Your Body

We Need To Talk About the Way We Talk About Sexual Misconduct.

By September 14, 2015 1

Last night, less than 5 minutes into a first date, the guy I was having “drinks” with (I don’t even know if I can call it that, because I never even got the chance to order a beer) whipped out his cell phone and showed me a HORRIFICALLY vulgar picture of himself.

I was shocked and really upset, and immediately got up and left the bar.

My reaction to the whole thing was twofold: on the one hand, it was kind of funny how does that happen to someone outside of an Amy Schumer movie??? But on the other hand, it was incredibly offensive. For the next hour I vacillated somewhere between laughter and tears, trying to make sense of what the hell had happened.

The entire thing was awful, but the worst part of it all was what went on afterward. Nearly every person I told’s immediate response was “Well, what did you do to make him think you wanted that?”


To me, this was even more offensive than the picture itself.

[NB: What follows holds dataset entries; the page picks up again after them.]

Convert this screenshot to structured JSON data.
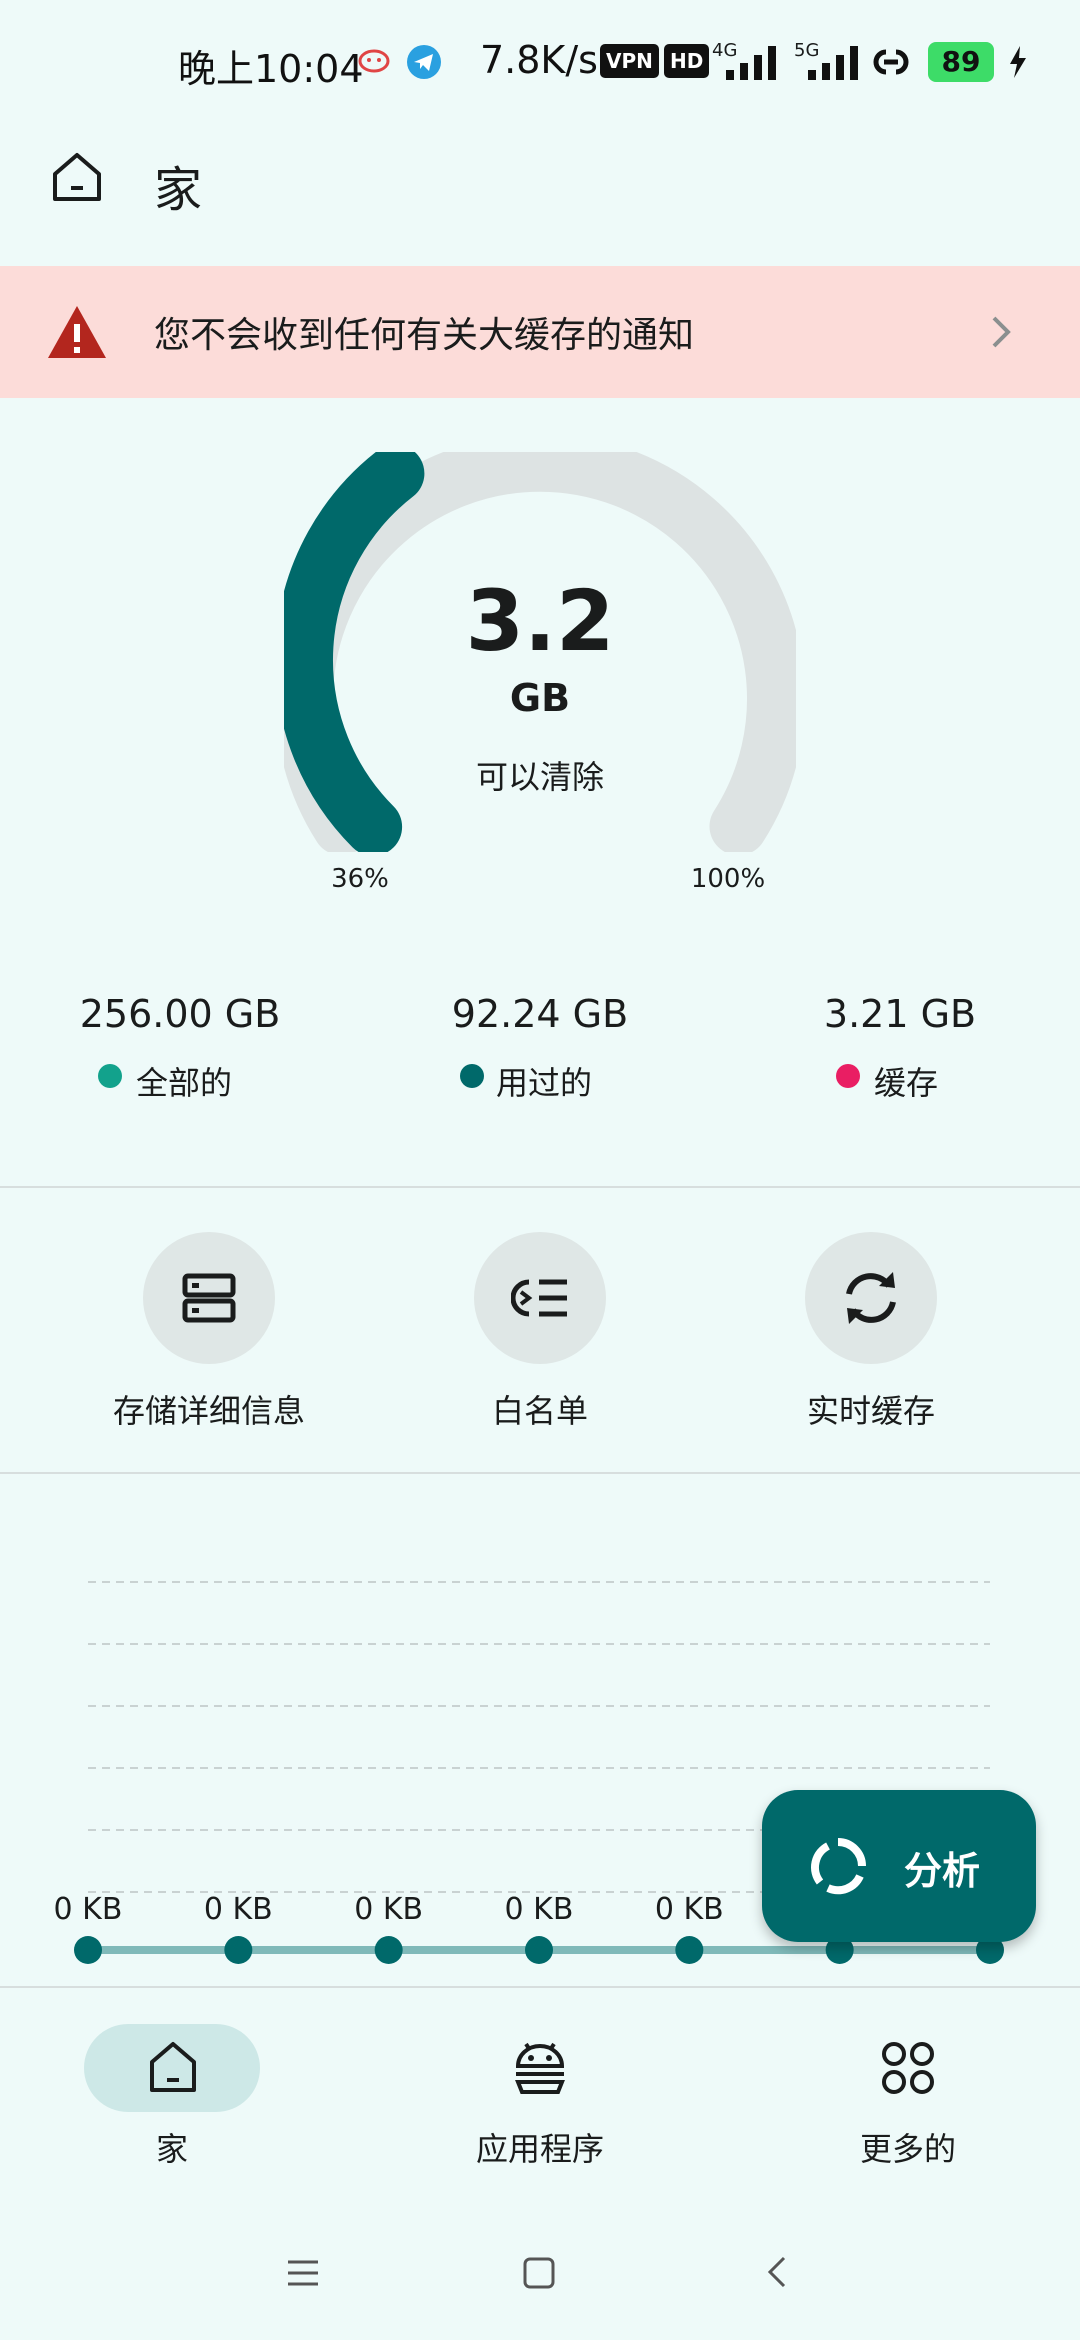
{
  "status_bar": {
    "time": "晚上10:04",
    "speed": "7.8K/s",
    "vpn_badge": "VPN",
    "hd_badge": "HD",
    "battery": "89",
    "net_4g": "4G",
    "net_5g": "5G"
  },
  "header": {
    "title": "家",
    "icon": "home-icon"
  },
  "warning": {
    "text": "您不会收到任何有关大缓存的通知",
    "icon": "warning-icon"
  },
  "gauge": {
    "value": "3.2",
    "unit": "GB",
    "caption": "可以清除",
    "min_label": "36%",
    "max_label": "100%",
    "fill_fraction": 0.36
  },
  "stats": [
    {
      "value": "256.00 GB",
      "label": "全部的",
      "color": "#12a28c"
    },
    {
      "value": "92.24 GB",
      "label": "用过的",
      "color": "#00696a"
    },
    {
      "value": "3.21 GB",
      "label": "缓存",
      "color": "#e91e63"
    }
  ],
  "actions": [
    {
      "label": "存储详细信息",
      "icon": "storage-icon"
    },
    {
      "label": "白名单",
      "icon": "whitelist-icon"
    },
    {
      "label": "实时缓存",
      "icon": "sync-icon"
    }
  ],
  "chart_data": {
    "type": "line",
    "labels": [
      "0 KB",
      "0 KB",
      "0 KB",
      "0 KB",
      "0 KB",
      "",
      ""
    ],
    "values": [
      0,
      0,
      0,
      0,
      0,
      0,
      0
    ],
    "grid": true
  },
  "fab": {
    "label": "分析",
    "icon": "analyze-icon"
  },
  "bottom_nav": [
    {
      "label": "家",
      "icon": "home-icon",
      "active": true
    },
    {
      "label": "应用程序",
      "icon": "android-icon",
      "active": false
    },
    {
      "label": "更多的",
      "icon": "apps-grid-icon",
      "active": false
    }
  ],
  "system_nav": [
    "menu-icon",
    "home-square-icon",
    "back-icon"
  ],
  "colors": {
    "accent": "#00696a",
    "background": "#eefaf9",
    "warning_bg": "#fcdcd9",
    "warning_icon": "#b3261e"
  }
}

I won’t call myself a “victim” here, but I will say that, on a  very small scale, the reaction I experienced illustrates the  systematic problem with blaming the recipient of sexual misconduct for what happened to them.

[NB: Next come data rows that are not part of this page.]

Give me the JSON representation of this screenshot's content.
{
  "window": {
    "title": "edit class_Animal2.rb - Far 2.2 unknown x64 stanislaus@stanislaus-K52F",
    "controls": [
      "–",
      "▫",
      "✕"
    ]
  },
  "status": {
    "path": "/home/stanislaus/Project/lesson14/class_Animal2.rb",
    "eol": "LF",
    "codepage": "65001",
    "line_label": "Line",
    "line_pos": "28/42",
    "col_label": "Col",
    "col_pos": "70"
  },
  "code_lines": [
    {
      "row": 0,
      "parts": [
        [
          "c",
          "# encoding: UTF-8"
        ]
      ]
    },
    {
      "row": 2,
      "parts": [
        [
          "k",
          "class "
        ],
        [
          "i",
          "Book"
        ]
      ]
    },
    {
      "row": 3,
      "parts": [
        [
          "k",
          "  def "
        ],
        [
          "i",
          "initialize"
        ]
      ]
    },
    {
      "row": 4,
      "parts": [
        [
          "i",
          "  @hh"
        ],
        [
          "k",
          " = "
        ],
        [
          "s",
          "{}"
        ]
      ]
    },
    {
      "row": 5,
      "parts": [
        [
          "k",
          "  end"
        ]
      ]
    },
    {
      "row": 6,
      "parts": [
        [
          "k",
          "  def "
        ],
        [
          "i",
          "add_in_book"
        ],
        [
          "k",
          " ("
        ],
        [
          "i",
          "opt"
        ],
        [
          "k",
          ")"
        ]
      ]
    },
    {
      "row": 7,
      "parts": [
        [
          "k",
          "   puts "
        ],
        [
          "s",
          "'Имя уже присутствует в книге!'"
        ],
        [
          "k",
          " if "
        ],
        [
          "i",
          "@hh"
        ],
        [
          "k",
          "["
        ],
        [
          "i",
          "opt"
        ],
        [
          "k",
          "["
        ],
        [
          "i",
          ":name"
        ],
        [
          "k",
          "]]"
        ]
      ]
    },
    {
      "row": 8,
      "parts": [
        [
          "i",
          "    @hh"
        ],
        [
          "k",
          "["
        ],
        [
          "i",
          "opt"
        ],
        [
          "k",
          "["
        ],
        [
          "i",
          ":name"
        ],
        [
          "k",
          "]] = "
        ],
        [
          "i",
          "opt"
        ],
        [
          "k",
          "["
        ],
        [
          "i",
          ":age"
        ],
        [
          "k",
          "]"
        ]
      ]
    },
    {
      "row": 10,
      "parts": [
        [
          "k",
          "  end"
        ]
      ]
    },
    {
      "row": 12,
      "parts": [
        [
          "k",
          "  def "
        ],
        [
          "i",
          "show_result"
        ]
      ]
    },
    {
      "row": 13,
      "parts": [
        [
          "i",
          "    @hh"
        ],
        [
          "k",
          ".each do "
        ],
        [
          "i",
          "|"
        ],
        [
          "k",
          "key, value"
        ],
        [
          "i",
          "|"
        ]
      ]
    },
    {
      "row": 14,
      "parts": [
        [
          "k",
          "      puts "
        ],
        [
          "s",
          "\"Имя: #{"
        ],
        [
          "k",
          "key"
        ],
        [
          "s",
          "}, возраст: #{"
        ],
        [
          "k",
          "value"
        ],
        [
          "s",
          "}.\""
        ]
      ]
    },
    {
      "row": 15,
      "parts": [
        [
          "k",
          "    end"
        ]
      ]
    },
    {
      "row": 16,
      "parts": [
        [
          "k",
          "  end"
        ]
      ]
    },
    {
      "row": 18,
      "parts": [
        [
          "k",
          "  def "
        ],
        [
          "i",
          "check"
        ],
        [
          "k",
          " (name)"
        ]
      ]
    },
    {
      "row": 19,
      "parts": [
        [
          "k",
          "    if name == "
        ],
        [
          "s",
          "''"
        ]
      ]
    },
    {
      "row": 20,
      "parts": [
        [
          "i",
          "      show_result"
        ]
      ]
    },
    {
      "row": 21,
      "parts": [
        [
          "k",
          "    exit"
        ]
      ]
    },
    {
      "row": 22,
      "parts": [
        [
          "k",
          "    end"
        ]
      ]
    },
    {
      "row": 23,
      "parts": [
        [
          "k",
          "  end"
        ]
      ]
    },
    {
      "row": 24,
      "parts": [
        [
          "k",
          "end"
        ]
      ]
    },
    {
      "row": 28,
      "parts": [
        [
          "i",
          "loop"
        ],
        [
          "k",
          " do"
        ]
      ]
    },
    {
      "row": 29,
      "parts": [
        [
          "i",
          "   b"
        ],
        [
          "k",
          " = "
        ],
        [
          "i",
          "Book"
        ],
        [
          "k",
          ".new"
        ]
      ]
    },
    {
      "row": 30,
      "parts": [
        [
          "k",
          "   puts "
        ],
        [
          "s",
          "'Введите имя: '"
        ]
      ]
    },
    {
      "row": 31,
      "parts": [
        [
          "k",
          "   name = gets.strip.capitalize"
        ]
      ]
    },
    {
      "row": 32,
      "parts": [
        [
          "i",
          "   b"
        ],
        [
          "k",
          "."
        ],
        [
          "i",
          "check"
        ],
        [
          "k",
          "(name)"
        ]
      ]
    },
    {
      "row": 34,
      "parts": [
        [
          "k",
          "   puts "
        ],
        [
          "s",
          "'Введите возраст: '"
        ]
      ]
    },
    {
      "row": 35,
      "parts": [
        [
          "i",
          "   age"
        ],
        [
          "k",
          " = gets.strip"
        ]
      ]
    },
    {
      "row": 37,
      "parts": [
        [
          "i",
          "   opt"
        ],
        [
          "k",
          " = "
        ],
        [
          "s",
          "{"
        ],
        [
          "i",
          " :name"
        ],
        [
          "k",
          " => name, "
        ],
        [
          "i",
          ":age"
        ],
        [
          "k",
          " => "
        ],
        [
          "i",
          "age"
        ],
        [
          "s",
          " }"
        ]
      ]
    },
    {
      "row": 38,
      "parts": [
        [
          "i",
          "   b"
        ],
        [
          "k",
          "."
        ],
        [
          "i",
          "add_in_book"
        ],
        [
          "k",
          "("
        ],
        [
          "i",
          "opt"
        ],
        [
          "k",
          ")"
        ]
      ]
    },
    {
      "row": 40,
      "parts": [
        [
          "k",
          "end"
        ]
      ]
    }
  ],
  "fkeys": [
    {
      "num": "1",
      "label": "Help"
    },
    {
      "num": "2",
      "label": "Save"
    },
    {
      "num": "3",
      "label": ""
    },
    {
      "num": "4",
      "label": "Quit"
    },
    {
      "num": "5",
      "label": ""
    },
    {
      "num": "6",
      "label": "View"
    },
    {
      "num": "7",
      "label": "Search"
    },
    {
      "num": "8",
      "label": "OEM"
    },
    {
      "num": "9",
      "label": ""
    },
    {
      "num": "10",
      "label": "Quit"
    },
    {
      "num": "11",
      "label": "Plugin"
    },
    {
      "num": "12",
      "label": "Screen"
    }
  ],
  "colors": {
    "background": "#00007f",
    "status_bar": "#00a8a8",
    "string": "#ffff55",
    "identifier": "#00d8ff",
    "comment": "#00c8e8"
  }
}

I’m not mad at anyone who asked me what I did to provoke the photo, but I am angry that this is the majority of people’s immediate reaction when they hear a story like my own. We need to reevaluate the way we talk about, and address, these issues. #demandit

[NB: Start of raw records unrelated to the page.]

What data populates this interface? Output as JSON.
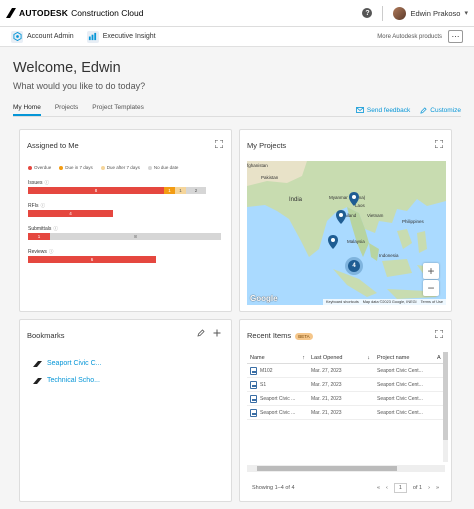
{
  "header": {
    "brand": "AUTODESK",
    "product": "Construction Cloud",
    "help_label": "?",
    "user_name": "Edwin Prakoso"
  },
  "appbar": {
    "items": [
      {
        "label": "Account Admin",
        "icon": "hexagon-icon"
      },
      {
        "label": "Executive Insight",
        "icon": "chart-icon"
      }
    ],
    "more_products": "More Autodesk products",
    "menu_label": "⋯"
  },
  "welcome": {
    "title": "Welcome, Edwin",
    "subtitle": "What would you like to do today?"
  },
  "tabs": [
    {
      "label": "My Home",
      "active": true
    },
    {
      "label": "Projects",
      "active": false
    },
    {
      "label": "Project Templates",
      "active": false
    }
  ],
  "actions": {
    "send_feedback": "Send feedback",
    "customize": "Customize"
  },
  "assigned": {
    "title": "Assigned to Me",
    "legend": [
      {
        "label": "Overdue",
        "color": "#e5473f"
      },
      {
        "label": "Due in 7 days",
        "color": "#f39c12"
      },
      {
        "label": "Due after 7 days",
        "color": "#f5d59a"
      },
      {
        "label": "No due date",
        "color": "#d6d6d6"
      }
    ],
    "metrics": [
      {
        "label": "Issues",
        "count_info": "ⓘ",
        "segments": [
          {
            "value": "8",
            "color": "#e5473f"
          },
          {
            "value": "1",
            "color": "#f39c12"
          },
          {
            "value": "1",
            "color": "#f5d59a"
          },
          {
            "value": "2",
            "color": "#d6d6d6"
          }
        ]
      },
      {
        "label": "RFIs",
        "count_info": "ⓘ",
        "segments": [
          {
            "value": "4",
            "color": "#e5473f"
          }
        ]
      },
      {
        "label": "Submittals",
        "count_info": "ⓘ",
        "segments": [
          {
            "value": "1",
            "color": "#e5473f"
          },
          {
            "value": "8",
            "color": "#d6d6d6"
          }
        ]
      },
      {
        "label": "Reviews",
        "count_info": "ⓘ",
        "segments": [
          {
            "value": "6",
            "color": "#e5473f"
          }
        ]
      }
    ]
  },
  "projects": {
    "title": "My Projects",
    "cluster_count": "4",
    "map_labels": {
      "afghanistan": "fghanistan",
      "pakistan": "Pakistan",
      "india": "India",
      "myanmar": "Myanmar (Burma)",
      "laos": "Laos",
      "thailand": "Thailand",
      "vietnam": "Vietnam",
      "philippines": "Philippines",
      "malaysia": "Malaysia",
      "indonesia": "Indonesia"
    },
    "zoom_in": "+",
    "zoom_out": "−",
    "google": "Google",
    "footer": [
      "Keyboard shortcuts",
      "Map data ©2023 Google, INEGI",
      "Terms of Use"
    ]
  },
  "bookmarks": {
    "title": "Bookmarks",
    "items": [
      "Seaport Civic C...",
      "Technical Scho..."
    ]
  },
  "recent": {
    "title": "Recent Items",
    "badge": "BETA",
    "columns": [
      "Name",
      "Last Opened",
      "Project name",
      "A"
    ],
    "rows": [
      {
        "name": "M102",
        "opened": "Mar. 27, 2023",
        "project": "Seaport Civic Cent..."
      },
      {
        "name": "S1",
        "opened": "Mar. 27, 2023",
        "project": "Seaport Civic Cent..."
      },
      {
        "name": "Seaport Civic ...",
        "opened": "Mar. 21, 2023",
        "project": "Seaport Civic Cent..."
      },
      {
        "name": "Seaport Civic ...",
        "opened": "Mar. 21, 2023",
        "project": "Seaport Civic Cent..."
      }
    ],
    "showing": "Showing 1–4 of 4",
    "page": "1",
    "of_pages": "of 1"
  }
}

  • edtastic

    Kind of hard to claim sexual harassment on a date. This isn’t even unwanted sexual contact, seriously you have no claim to victimhood, just your personal views on polite sexuality coming into conflict with his. To put it another way, another lady might whip out her own pics. No misconduct here, none at all.